[Dataset rows for apps and sites]
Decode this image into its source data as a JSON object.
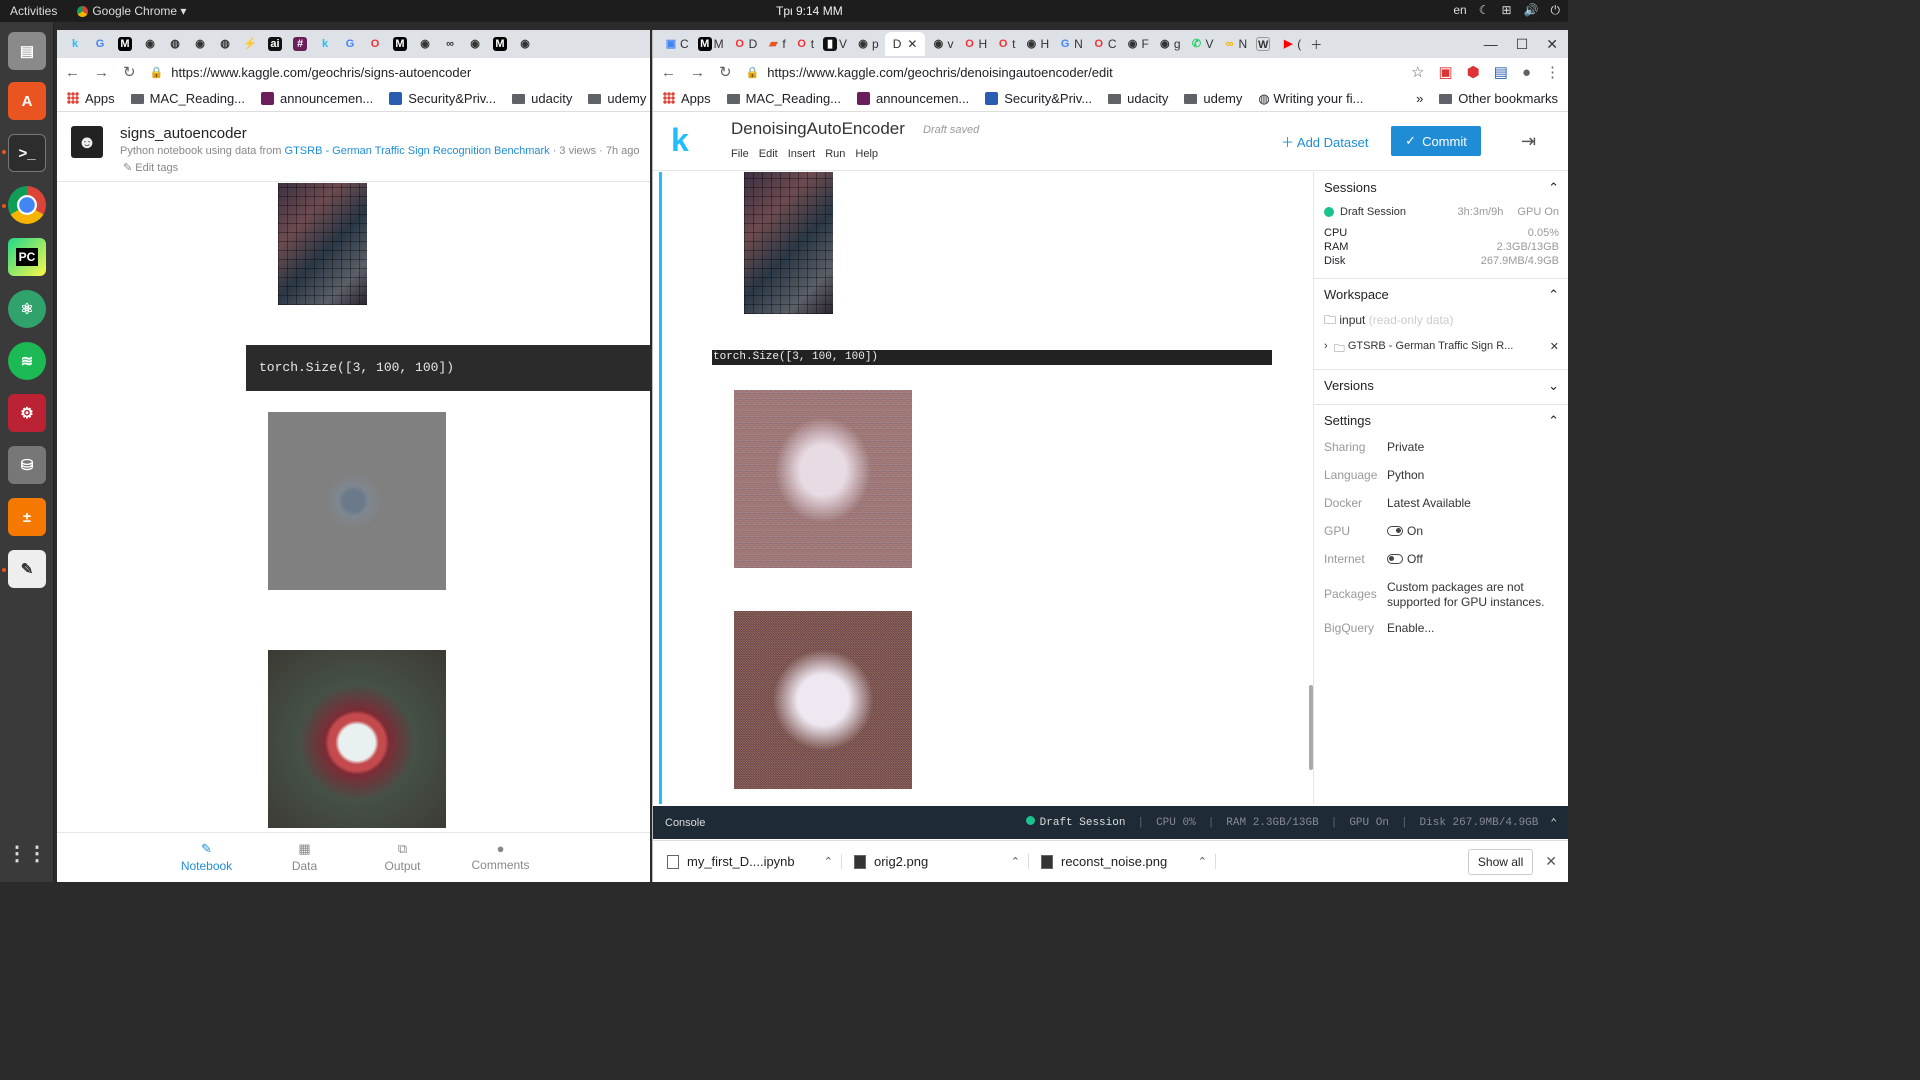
{
  "topbar": {
    "activities": "Activities",
    "app_name": "Google Chrome",
    "clock": "Tpι 9:14 MM",
    "lang": "en"
  },
  "left": {
    "tabs": [
      "k",
      "G",
      "M",
      "",
      "",
      "",
      "",
      "",
      "ai",
      "",
      "k",
      "G",
      "",
      "M",
      "",
      "",
      "",
      "M",
      ""
    ],
    "url": "https://www.kaggle.com/geochris/signs-autoencoder",
    "bookmarks": [
      "Apps",
      "MAC_Reading...",
      "announcemen...",
      "Security&Priv...",
      "udacity",
      "udemy"
    ],
    "kernel": {
      "title": "signs_autoencoder",
      "sub_prefix": "Python notebook using data from",
      "dataset_link": "GTSRB - German Traffic Sign Recognition Benchmark",
      "sub_suffix": "· 3 views · 7h ago",
      "edit_tags": "Edit tags"
    },
    "output_text": "torch.Size([3, 100, 100])",
    "bottom_tabs": [
      "Notebook",
      "Data",
      "Output",
      "Comments"
    ]
  },
  "right": {
    "tabs": [
      "C",
      "M",
      "F",
      "D",
      "f",
      "t",
      "V",
      "p",
      "D",
      "v",
      "H",
      "t",
      "H",
      "N",
      "C",
      "F",
      "g",
      "V",
      "N",
      "W",
      "("
    ],
    "active_tab": "D",
    "url": "https://www.kaggle.com/geochris/denoisingautoencoder/edit",
    "bookmarks": [
      "Apps",
      "MAC_Reading...",
      "announcemen...",
      "Security&Priv...",
      "udacity",
      "udemy",
      "Writing your fi..."
    ],
    "other_bookmarks": "Other bookmarks",
    "editor": {
      "title": "DenoisingAutoEncoder",
      "saved": "Draft saved",
      "menu": [
        "File",
        "Edit",
        "Insert",
        "Run",
        "Help"
      ],
      "add_dataset": "Add Dataset",
      "commit": "Commit"
    },
    "output_text": "torch.Size([3, 100, 100])",
    "sidebar": {
      "sessions_title": "Sessions",
      "session_name": "Draft Session",
      "session_time": "3h:3m/9h",
      "gpu_status": "GPU On",
      "cpu_label": "CPU",
      "cpu_value": "0.05%",
      "ram_label": "RAM",
      "ram_value": "2.3GB/13GB",
      "disk_label": "Disk",
      "disk_value": "267.9MB/4.9GB",
      "workspace_title": "Workspace",
      "input_label": "input",
      "input_note": "(read-only data)",
      "dataset": "GTSRB - German Traffic Sign R...",
      "versions_title": "Versions",
      "settings_title": "Settings",
      "settings": {
        "sharing_k": "Sharing",
        "sharing_v": "Private",
        "language_k": "Language",
        "language_v": "Python",
        "docker_k": "Docker",
        "docker_v": "Latest Available",
        "gpu_k": "GPU",
        "gpu_v": "On",
        "internet_k": "Internet",
        "internet_v": "Off",
        "packages_k": "Packages",
        "packages_v": "Custom packages are not supported for GPU instances.",
        "bigquery_k": "BigQuery",
        "bigquery_v": "Enable..."
      }
    },
    "console": {
      "label": "Console",
      "session": "Draft Session",
      "cpu": "CPU 0%",
      "ram": "RAM 2.3GB/13GB",
      "gpu": "GPU On",
      "disk": "Disk 267.9MB/4.9GB"
    },
    "downloads": [
      "my_first_D....ipynb",
      "orig2.png",
      "reconst_noise.png"
    ],
    "show_all": "Show all"
  }
}
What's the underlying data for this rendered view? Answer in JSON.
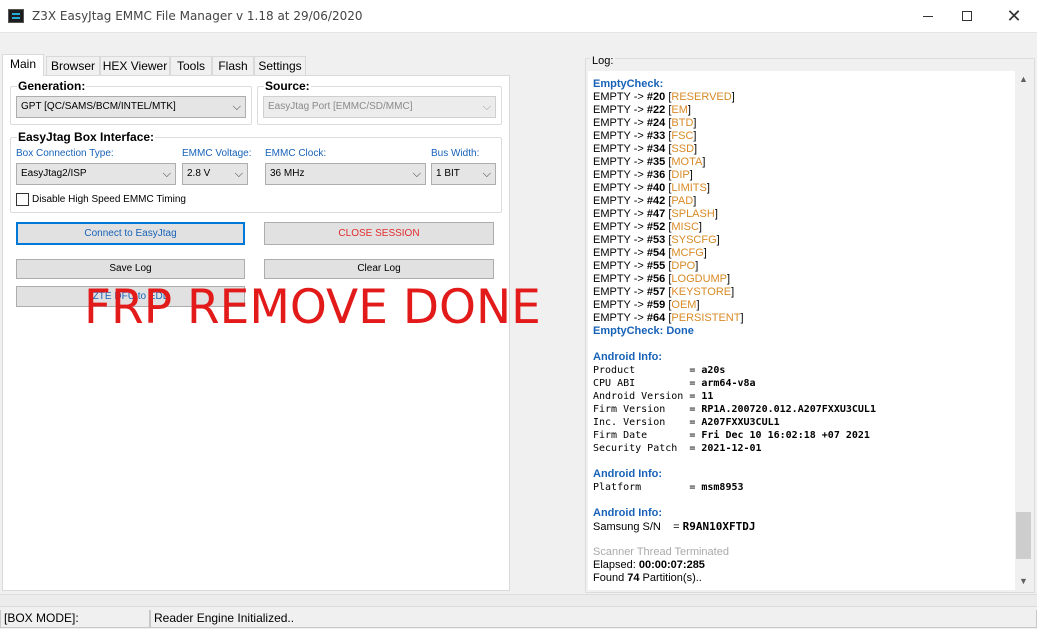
{
  "window": {
    "title": "Z3X EasyJtag EMMC File Manager v 1.18 at 29/06/2020"
  },
  "tabs": [
    "Main",
    "Browser",
    "HEX Viewer",
    "Tools",
    "Flash",
    "Settings"
  ],
  "main": {
    "generation": {
      "title": "Generation:",
      "value": "GPT [QC/SAMS/BCM/INTEL/MTK]"
    },
    "source": {
      "title": "Source:",
      "value": "EasyJtag Port [EMMC/SD/MMC]"
    },
    "interface": {
      "title": "EasyJtag Box Interface:",
      "box_connection_label": "Box Connection Type:",
      "box_connection_value": "EasyJtag2/ISP",
      "emmc_voltage_label": "EMMC Voltage:",
      "emmc_voltage_value": "2.8 V",
      "emmc_clock_label": "EMMC Clock:",
      "emmc_clock_value": "36 MHz",
      "bus_width_label": "Bus Width:",
      "bus_width_value": "1 BIT",
      "high_speed_label": "Disable High Speed EMMC Timing"
    },
    "buttons": {
      "connect": "Connect to EasyJtag",
      "close_session": "CLOSE SESSION",
      "save_log": "Save Log",
      "clear_log": "Clear Log",
      "zte_dfu": "ZTE DFU to EDL"
    },
    "overlay_text": "FRP REMOVE DONE",
    "accent_color": "#1762b8",
    "alert_color": "#e31a1a"
  },
  "log": {
    "title": "Log:",
    "empty_check_header": "EmptyCheck:",
    "empty_prefix": "EMPTY -> ",
    "empty_entries": [
      {
        "num": "#20",
        "name": "RESERVED"
      },
      {
        "num": "#22",
        "name": "EM"
      },
      {
        "num": "#24",
        "name": "BTD"
      },
      {
        "num": "#33",
        "name": "FSC"
      },
      {
        "num": "#34",
        "name": "SSD"
      },
      {
        "num": "#35",
        "name": "MOTA"
      },
      {
        "num": "#36",
        "name": "DIP"
      },
      {
        "num": "#40",
        "name": "LIMITS"
      },
      {
        "num": "#42",
        "name": "PAD"
      },
      {
        "num": "#47",
        "name": "SPLASH"
      },
      {
        "num": "#52",
        "name": "MISC"
      },
      {
        "num": "#53",
        "name": "SYSCFG"
      },
      {
        "num": "#54",
        "name": "MCFG"
      },
      {
        "num": "#55",
        "name": "DPO"
      },
      {
        "num": "#56",
        "name": "LOGDUMP"
      },
      {
        "num": "#57",
        "name": "KEYSTORE"
      },
      {
        "num": "#59",
        "name": "OEM"
      },
      {
        "num": "#64",
        "name": "PERSISTENT"
      }
    ],
    "empty_check_done": "EmptyCheck: Done",
    "android_info_header": "Android Info:",
    "android_info": [
      {
        "key": "Product         ",
        "val": "a20s"
      },
      {
        "key": "CPU ABI         ",
        "val": "arm64-v8a"
      },
      {
        "key": "Android Version ",
        "val": "11"
      },
      {
        "key": "Firm Version    ",
        "val": "RP1A.200720.012.A207FXXU3CUL1"
      },
      {
        "key": "Inc. Version    ",
        "val": "A207FXXU3CUL1"
      },
      {
        "key": "Firm Date       ",
        "val": "Fri Dec 10 16:02:18 +07 2021"
      },
      {
        "key": "Security Patch  ",
        "val": "2021-12-01"
      }
    ],
    "platform": {
      "key": "Platform        ",
      "val": "msm8953"
    },
    "serial": {
      "key": "Samsung S/N",
      "val": "R9AN10XFTDJ"
    },
    "scanner_terminated": "Scanner Thread Terminated",
    "elapsed_label": "Elapsed: ",
    "elapsed_value": "00:00:07:285",
    "found_prefix": "Found ",
    "found_count": "74",
    "found_suffix": " Partition(s).."
  },
  "status": {
    "mode": "[BOX MODE]:",
    "message": "Reader Engine Initialized.."
  }
}
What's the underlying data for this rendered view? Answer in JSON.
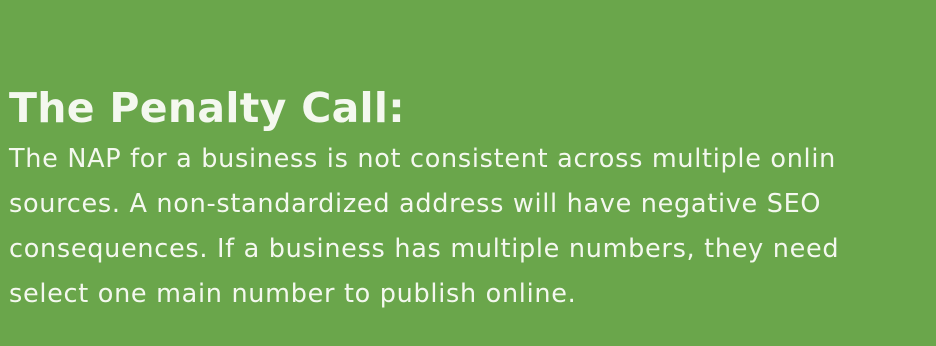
{
  "panel": {
    "background_color": "#6aa64b",
    "text_color": "#f4f8ef",
    "title": "The Penalty Call:",
    "body_lines": [
      "The NAP for a business is not consistent across multiple onlin",
      "sources. A non-standardized address will have negative SEO",
      "consequences. If a business has multiple numbers, they need",
      "select one main number to publish online."
    ]
  }
}
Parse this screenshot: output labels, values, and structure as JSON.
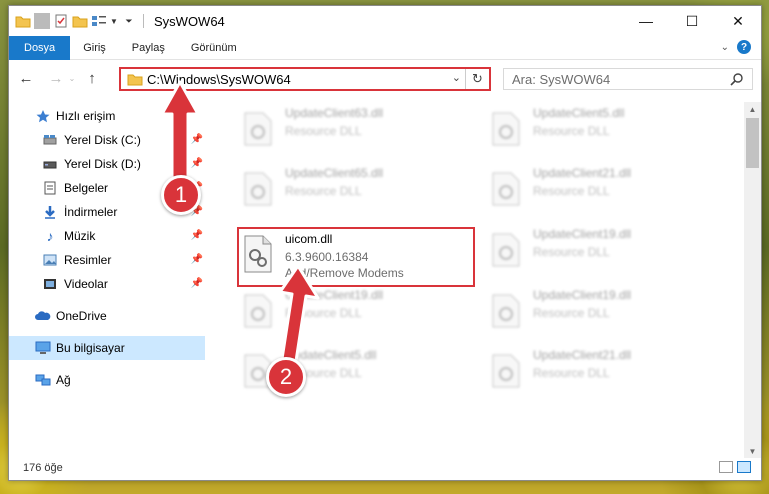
{
  "window": {
    "title": "SysWOW64"
  },
  "ribbon": {
    "tabs": [
      "Dosya",
      "Giriş",
      "Paylaş",
      "Görünüm"
    ]
  },
  "address": {
    "path": "C:\\Windows\\SysWOW64"
  },
  "search": {
    "placeholder": "Ara: SysWOW64"
  },
  "sidebar": {
    "items": [
      {
        "label": "Hızlı erişim",
        "icon": "star-icon"
      },
      {
        "label": "Yerel Disk (C:)",
        "icon": "drive-icon",
        "pinned": true
      },
      {
        "label": "Yerel Disk (D:)",
        "icon": "drive-icon",
        "pinned": true
      },
      {
        "label": "Belgeler",
        "icon": "documents-icon",
        "pinned": true
      },
      {
        "label": "İndirmeler",
        "icon": "download-icon",
        "pinned": true
      },
      {
        "label": "Müzik",
        "icon": "music-icon",
        "pinned": true
      },
      {
        "label": "Resimler",
        "icon": "pictures-icon",
        "pinned": true
      },
      {
        "label": "Videolar",
        "icon": "videos-icon",
        "pinned": true
      },
      {
        "label": "OneDrive",
        "icon": "cloud-icon"
      },
      {
        "label": "Bu bilgisayar",
        "icon": "computer-icon",
        "selected": true
      },
      {
        "label": "Ağ",
        "icon": "network-icon"
      }
    ]
  },
  "files": {
    "left": [
      {
        "name": "UpdateClient63.dll",
        "type": "Resource DLL"
      },
      {
        "name": "UpdateClient65.dll",
        "type": "Resource DLL"
      },
      {
        "name": "UpdateClient19.dll",
        "type": "Resource DLL"
      },
      {
        "name": "UpdateClient5.dll",
        "type": "Resource DLL"
      }
    ],
    "right": [
      {
        "name": "UpdateClient5.dll",
        "type": "Resource DLL"
      },
      {
        "name": "UpdateClient21.dll",
        "type": "Resource DLL"
      },
      {
        "name": "UpdateClient19.dll",
        "type": "Resource DLL"
      },
      {
        "name": "UpdateClient19.dll",
        "type": "Resource DLL"
      },
      {
        "name": "UpdateClient21.dll",
        "type": "Resource DLL"
      }
    ],
    "highlighted": {
      "name": "uicom.dll",
      "version": "6.3.9600.16384",
      "description": "Add/Remove Modems"
    }
  },
  "status": {
    "count": "176 öğe"
  },
  "annotations": {
    "step1": "1",
    "step2": "2",
    "color": "#d9343a"
  }
}
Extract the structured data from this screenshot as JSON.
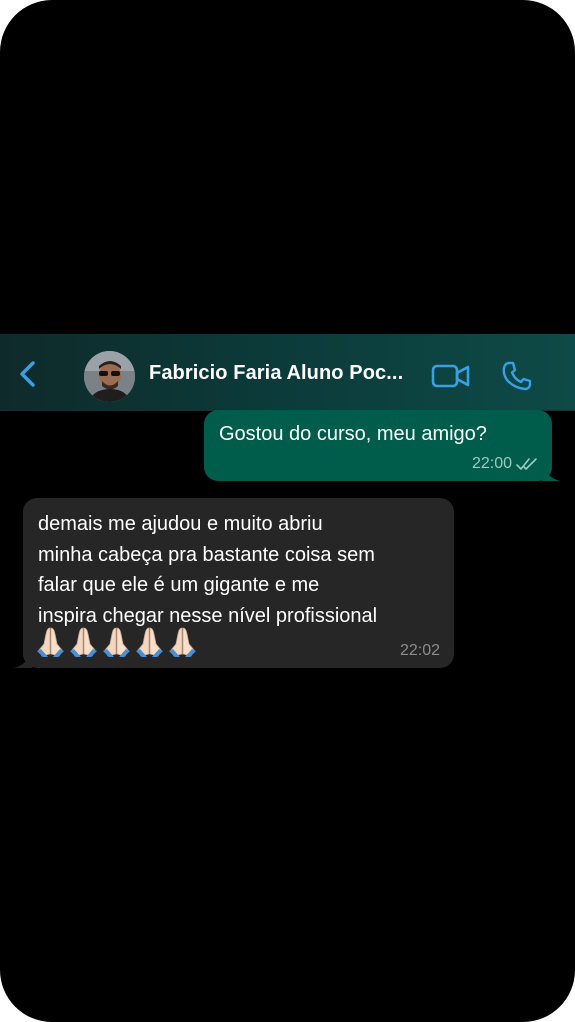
{
  "chat": {
    "contact_name": "Fabricio Faria Aluno Poc...",
    "colors": {
      "accent": "#3aa0e6",
      "outgoing_bubble": "#005c4b",
      "incoming_bubble": "#262626",
      "background": "#000000"
    }
  },
  "icons": {
    "back": "chevron-left-icon",
    "video": "video-camera-icon",
    "call": "phone-icon",
    "read": "double-check-icon",
    "emoji": "folded-hands-emoji"
  },
  "messages": {
    "outgoing": {
      "text": "Gostou do curso, meu amigo?",
      "time": "22:00"
    },
    "incoming": {
      "text": "demais me ajudou e muito abriu\nminha cabeça pra bastante coisa sem\nfalar que ele é um gigante e me\ninspira chegar nesse nível profissional",
      "emoji_count": 5,
      "time": "22:02"
    }
  }
}
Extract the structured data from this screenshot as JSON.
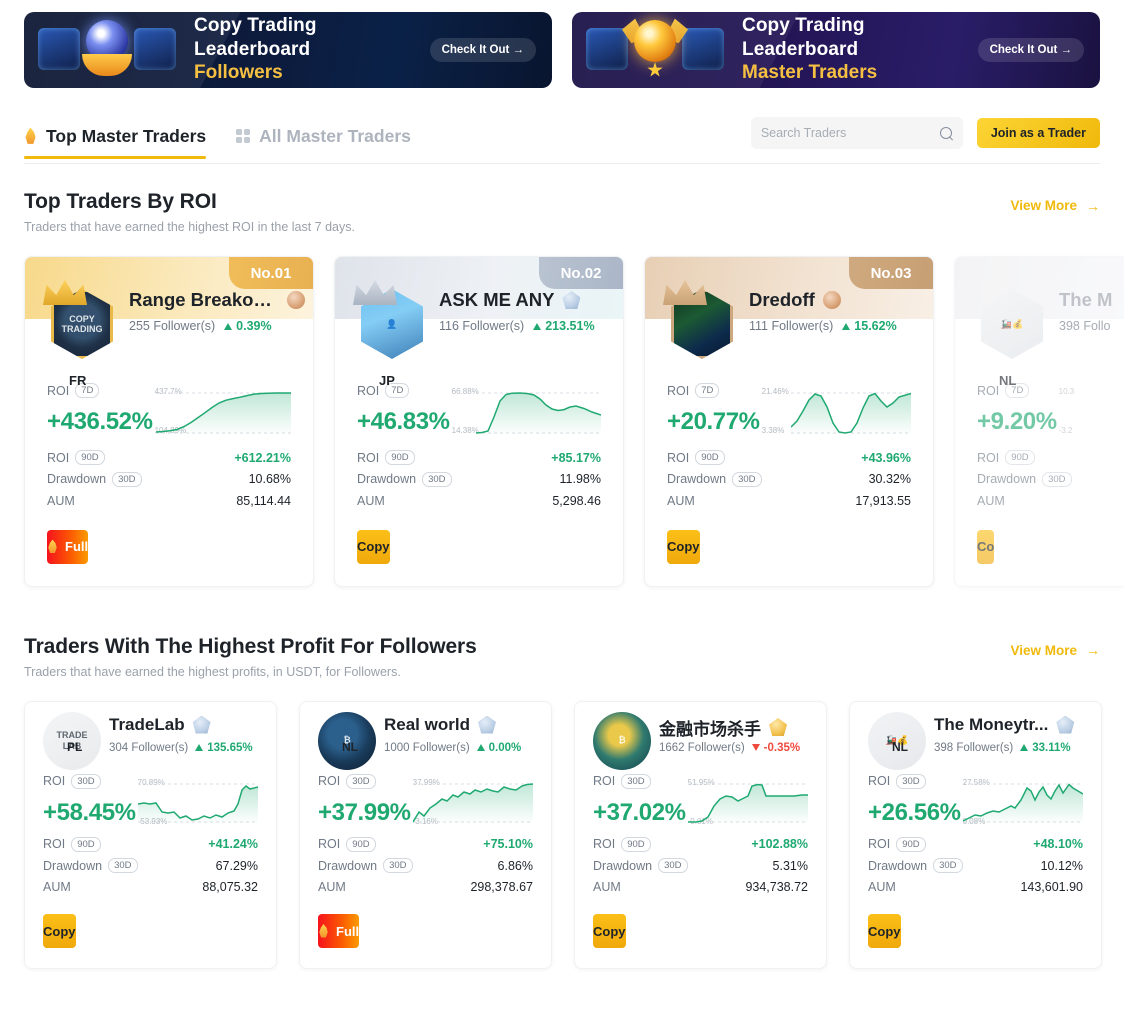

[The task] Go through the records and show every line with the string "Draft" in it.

[Response]
      "saved": "Draft saved",
      "session_name": "Draft Session",
      "session": "Draft Session",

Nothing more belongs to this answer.